Violence against women is costing British society £40bn a year yet charities working to provide refuge and aid to some of the most vulnerable people in society are woefully under-funded, a leading charity warns today.
Organisations working to tackle different types of violence against women, including sexual violence, domestic violence, honour crimes, forced marriage and trafficking, are crippled by a lack of financial support, a report by New Philanthropy Capital concludes.
Figures published in the study reveal that the expense to public services, lost economic output and knock-on effects of domestic and sexual violence costs the country more than the annual defence budget.
But the report also says women’s charities are suffering a funding crisis because both the government and public simply do not regard them as giving priorities.
Unlike many of the more popular charities, women’s organisations rely almost exclusively on local authorities and central government to provide them with the vast majority of their income rather than donations from the public or philanthropists.
Revealing the disparity in funding received by different charity sectors, the research states that the Donkey Sanctuary’s income for 2006 was £20m with a further £30m in reserve. In contrast, the total combined funding received by the three largest charities tackling domestic violence Refuge, Women’s Aid Federation and Eaves Housing for Women was just £17m.
Martin Brookes, Chief Executive of NPC, a charity which advises wealthy donors on how best to give money to the voluntary sector, said: “Over seven million women in the UK suffer from domestic violence at some point in their lives. That figure is unacceptably high, yet charities offering essential support and services to victims are failing to get the funding they need. We would urge donors and government to support the vital work conducted by charities highlighted in our report. Without their work, millions of women and children would struggle to find the help they need to live free from abuse.”

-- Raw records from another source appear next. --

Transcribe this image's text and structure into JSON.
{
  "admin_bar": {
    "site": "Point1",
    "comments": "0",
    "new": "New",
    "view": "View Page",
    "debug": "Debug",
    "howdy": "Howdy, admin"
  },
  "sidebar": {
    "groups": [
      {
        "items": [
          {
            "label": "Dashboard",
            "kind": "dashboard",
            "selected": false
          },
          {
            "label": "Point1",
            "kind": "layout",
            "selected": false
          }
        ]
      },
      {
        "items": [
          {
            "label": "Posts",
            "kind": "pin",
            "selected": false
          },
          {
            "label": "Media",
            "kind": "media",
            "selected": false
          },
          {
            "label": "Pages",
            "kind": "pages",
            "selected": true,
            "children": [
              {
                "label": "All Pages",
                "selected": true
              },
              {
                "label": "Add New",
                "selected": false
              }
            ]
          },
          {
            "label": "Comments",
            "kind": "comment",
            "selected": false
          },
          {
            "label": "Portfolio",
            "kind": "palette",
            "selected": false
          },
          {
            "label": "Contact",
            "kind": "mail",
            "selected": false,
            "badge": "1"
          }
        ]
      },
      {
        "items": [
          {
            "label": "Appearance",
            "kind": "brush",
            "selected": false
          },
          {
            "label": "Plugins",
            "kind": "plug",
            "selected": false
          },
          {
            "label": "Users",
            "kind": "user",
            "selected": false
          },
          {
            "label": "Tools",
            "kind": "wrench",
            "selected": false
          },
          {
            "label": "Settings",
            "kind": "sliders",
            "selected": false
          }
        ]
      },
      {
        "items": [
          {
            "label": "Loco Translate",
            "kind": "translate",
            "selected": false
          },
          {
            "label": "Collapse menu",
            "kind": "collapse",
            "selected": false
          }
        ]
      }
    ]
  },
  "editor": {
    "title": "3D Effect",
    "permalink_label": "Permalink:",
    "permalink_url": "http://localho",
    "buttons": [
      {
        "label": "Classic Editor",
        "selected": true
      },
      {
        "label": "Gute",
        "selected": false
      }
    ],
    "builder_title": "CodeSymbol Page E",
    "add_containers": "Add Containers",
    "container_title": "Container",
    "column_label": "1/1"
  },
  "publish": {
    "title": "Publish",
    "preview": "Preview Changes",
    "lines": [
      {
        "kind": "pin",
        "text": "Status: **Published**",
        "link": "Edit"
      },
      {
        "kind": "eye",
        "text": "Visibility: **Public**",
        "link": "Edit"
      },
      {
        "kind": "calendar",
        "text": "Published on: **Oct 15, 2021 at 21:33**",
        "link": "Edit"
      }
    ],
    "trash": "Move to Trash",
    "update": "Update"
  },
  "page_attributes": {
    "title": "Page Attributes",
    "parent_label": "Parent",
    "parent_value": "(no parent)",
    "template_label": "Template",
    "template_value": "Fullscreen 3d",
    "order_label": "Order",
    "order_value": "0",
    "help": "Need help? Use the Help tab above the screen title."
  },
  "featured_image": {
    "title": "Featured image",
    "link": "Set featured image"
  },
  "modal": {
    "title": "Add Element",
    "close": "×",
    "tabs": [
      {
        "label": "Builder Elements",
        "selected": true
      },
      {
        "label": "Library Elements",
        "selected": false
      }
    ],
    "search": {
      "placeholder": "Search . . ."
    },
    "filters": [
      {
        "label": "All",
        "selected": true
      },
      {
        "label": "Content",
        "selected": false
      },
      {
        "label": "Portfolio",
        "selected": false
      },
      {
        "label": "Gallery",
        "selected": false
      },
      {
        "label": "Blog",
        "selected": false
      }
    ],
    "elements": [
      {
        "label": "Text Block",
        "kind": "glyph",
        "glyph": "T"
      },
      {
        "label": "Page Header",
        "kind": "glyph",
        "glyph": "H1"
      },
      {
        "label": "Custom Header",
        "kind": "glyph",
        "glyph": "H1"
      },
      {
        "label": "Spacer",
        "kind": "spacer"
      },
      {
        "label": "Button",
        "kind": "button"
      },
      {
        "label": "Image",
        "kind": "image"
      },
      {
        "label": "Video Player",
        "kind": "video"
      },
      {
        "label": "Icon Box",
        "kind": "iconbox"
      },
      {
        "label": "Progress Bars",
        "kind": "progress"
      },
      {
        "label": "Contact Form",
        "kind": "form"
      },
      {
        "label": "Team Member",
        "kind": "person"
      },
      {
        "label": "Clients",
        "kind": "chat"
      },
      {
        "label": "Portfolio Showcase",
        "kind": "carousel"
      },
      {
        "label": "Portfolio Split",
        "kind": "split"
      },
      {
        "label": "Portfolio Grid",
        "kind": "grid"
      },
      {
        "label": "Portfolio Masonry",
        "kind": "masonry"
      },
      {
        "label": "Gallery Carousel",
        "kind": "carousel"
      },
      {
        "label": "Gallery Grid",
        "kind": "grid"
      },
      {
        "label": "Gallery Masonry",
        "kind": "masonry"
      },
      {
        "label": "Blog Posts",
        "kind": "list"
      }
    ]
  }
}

On top of a lack of donations from the public, activists working within the women’s charity sector have long complained that organisations tackling domestic violence and rape have suffered from chronic under-investment over the past decade from the government.
One of the clearest indications of the current funding crisis can be seen in the decline of refuge centres for victims of rape. In 1984 there were 68 Rape Crisis centres across England and Wales but now there are just 38 affiliated members. One in three local authorities, meanwhile, still lack a women’s refuge centre whilst London alone has just two refuges to provide sanctuary to millions of potential victims in 33 boroughs.
Today’s report is part of a growing movement within the women’s charity sector to persuade the government that there is a desperate shortage of funds to help women overcome the trauma of violence and sexual abuse and that not funding the sector will ultimately cost society more.
Earlier this month Rape Crisis published their own report which showed that the average annual income of a single centre was just £81,598, only fractionally more than what they say is the cost to the state of one rape. At least eight of their remaining centres face imminent closure because they had failed to secure funding for the next financial year whilst another 18 expect their money will run out by October.
Women’s refuges that specifically deal with black and ethnic minority women, meanwhile, say they currently face a particularly acute funding crisis because central government and local authorities are now less inclined to fund “single issue” charities.
“Specialist charities that offer a much needed and specific service to particularly vulnerable people are really suffering at the moment,” says Hannana Siddiqui, from Southall Black Sisters – a group that has provided a refuge for black and ethnic minority women in South West London for the past 30 years but this year is now locked in a dispute with Ealing Council over funding. “If well known minority groups like us are suffering at the moment, imagine how difficult it currently is for the smaller grass roots services.”
Source: The Independent – 23 April 2008